I was crazy busy this week. Every night I had a to-do list as long as my arm and when I wasn't knocking things off it, I was adding more on. Most are projects I've taken on myself, so it's not that I'm not having fun. But there are so many hours in the evening and I get caught up in my projects and then look at the clock and I've had no downtime. This weekend I'm going to try to do both. I'm painting my bathroom and finishing one creative project that I'm really excited about. But I'm hoping to hang out with some friends and get up to high-jinx too.

This week, I loved Chelsea's neighbour's beautiful home and Stephanie's New York apartment. I really liked Kate Sheperd's work seen over on Dear Ada and (no shock here) I'm crazy for the new Heath collaboration blogged on Lovely Morning. I also admired these red accents, though I'm not sure I'm brave enough. And how stunningly pensive are these photographs from David Eustace, spotted over on Olivet? Finally, I'm so excited for Maria of Vintage Simple who had a photo shoot at her home this week. I can't wait to see the amazing results!

Wishing you all a lovely, and inspired, weekend!

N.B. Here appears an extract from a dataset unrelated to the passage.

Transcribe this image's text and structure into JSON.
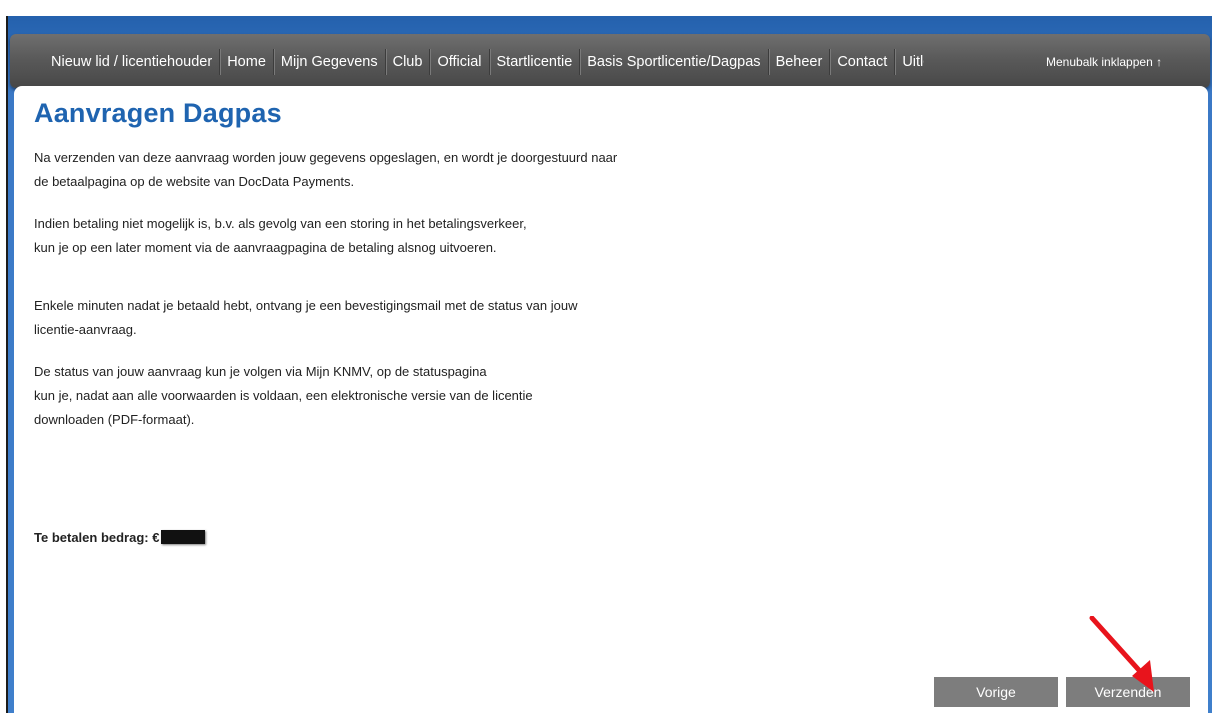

Image credits: 1. .. remnant .., 2. Light gives of itself freely, filling all available space, 3. new, 4. Little Circles

PS: The giveaway winners are Geisslein and Laura Gunkelman. Congrats ladies!